* EXERCISE PROMPT: For each line below that contains the word "size", make a copy.

Records contained in a dataset:

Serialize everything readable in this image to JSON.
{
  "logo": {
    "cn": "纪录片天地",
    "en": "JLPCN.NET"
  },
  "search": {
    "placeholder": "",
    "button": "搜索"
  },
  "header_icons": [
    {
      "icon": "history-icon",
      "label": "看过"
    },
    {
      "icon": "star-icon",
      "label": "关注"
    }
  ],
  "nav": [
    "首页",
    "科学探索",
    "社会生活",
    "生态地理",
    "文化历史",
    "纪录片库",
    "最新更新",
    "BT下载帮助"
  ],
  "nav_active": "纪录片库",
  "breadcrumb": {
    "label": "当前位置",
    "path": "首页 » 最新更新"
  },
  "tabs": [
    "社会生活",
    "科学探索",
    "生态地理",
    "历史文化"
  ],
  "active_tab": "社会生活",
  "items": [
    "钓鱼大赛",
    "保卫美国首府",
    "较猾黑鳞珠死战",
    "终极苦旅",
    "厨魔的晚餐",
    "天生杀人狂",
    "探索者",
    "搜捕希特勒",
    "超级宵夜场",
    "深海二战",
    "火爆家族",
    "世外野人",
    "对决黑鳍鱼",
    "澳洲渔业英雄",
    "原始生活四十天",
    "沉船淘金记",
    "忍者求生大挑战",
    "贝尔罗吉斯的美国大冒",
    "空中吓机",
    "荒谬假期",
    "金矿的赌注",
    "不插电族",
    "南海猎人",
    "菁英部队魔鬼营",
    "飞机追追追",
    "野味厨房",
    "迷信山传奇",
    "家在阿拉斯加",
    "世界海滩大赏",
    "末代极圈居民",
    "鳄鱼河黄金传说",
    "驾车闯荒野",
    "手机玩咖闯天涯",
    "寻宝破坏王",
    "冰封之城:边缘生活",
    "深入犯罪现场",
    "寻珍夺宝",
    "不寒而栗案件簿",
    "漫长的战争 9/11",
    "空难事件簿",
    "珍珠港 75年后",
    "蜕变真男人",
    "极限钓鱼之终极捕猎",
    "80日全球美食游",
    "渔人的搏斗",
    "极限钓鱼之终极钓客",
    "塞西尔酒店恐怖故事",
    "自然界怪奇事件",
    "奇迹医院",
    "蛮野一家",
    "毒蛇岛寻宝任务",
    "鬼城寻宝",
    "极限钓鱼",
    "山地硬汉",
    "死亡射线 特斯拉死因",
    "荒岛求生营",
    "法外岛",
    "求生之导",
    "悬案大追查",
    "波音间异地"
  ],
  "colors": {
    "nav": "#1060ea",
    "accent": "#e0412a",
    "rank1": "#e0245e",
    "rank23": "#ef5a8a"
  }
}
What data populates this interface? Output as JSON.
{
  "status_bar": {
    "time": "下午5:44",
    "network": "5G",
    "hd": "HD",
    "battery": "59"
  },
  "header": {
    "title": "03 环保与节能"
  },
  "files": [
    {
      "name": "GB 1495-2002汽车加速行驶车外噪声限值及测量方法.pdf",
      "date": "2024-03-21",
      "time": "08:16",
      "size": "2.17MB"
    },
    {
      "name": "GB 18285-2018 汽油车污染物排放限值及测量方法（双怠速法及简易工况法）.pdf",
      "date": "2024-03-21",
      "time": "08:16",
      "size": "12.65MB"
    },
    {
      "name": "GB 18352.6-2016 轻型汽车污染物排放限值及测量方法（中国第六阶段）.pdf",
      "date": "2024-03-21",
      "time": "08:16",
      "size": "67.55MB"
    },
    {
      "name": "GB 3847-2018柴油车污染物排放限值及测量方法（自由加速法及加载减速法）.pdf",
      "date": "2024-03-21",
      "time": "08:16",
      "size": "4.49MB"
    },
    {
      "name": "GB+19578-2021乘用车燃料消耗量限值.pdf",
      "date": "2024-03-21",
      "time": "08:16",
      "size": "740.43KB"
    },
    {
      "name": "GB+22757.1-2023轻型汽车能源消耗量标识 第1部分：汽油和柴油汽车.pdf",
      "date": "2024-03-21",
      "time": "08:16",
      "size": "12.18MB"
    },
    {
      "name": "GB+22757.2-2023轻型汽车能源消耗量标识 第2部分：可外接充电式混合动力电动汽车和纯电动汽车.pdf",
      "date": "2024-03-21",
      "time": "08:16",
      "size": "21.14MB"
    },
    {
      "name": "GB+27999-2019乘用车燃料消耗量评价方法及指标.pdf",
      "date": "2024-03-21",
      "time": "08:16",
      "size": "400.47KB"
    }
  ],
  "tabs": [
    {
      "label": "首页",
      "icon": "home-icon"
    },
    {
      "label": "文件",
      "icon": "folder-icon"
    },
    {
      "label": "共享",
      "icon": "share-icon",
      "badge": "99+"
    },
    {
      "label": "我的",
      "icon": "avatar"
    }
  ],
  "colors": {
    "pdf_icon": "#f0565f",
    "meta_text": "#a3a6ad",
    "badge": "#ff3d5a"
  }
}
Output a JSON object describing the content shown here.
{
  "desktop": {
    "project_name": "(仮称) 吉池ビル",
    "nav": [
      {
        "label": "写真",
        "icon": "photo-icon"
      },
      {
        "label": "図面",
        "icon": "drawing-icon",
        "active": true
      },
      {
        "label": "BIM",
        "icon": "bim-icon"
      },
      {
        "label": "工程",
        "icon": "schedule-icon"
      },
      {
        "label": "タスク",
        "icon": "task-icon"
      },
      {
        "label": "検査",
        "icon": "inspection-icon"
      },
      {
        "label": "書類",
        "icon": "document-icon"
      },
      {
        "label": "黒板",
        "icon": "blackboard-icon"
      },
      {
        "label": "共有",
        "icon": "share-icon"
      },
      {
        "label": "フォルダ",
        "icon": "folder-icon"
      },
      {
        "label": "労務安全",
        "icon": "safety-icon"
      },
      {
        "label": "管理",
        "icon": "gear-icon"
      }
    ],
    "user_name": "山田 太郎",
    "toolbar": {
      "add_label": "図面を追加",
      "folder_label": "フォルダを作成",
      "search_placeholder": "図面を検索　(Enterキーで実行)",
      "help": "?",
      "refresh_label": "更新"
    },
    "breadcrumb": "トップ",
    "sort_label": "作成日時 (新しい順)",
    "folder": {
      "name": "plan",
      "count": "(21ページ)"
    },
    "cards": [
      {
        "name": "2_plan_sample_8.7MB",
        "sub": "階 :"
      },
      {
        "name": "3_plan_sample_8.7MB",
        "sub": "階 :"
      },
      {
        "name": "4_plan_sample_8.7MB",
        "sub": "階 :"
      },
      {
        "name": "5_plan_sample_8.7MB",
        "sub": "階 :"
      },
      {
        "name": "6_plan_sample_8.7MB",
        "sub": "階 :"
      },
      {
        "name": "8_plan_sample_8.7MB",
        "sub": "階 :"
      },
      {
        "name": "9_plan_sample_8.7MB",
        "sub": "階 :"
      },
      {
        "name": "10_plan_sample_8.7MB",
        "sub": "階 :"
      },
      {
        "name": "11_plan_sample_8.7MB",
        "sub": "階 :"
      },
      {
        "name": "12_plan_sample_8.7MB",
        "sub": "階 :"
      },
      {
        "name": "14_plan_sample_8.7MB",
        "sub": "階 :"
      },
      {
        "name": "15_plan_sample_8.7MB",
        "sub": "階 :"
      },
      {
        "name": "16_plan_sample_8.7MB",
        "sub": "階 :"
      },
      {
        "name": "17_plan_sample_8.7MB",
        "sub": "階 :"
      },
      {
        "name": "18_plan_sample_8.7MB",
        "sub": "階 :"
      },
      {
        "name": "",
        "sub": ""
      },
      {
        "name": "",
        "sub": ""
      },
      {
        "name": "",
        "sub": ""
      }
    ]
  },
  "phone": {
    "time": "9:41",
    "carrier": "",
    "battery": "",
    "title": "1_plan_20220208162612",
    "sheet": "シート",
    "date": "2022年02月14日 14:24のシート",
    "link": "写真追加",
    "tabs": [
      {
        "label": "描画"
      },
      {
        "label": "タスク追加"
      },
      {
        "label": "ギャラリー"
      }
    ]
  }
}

* ANSWER TO THIS EXERCISE:
      "size": "2.17MB"
      "size": "12.65MB"
      "size": "67.55MB"
      "size": "4.49MB"
      "size": "740.43KB"
      "size": "12.18MB"
      "size": "21.14MB"
      "size": "400.47KB"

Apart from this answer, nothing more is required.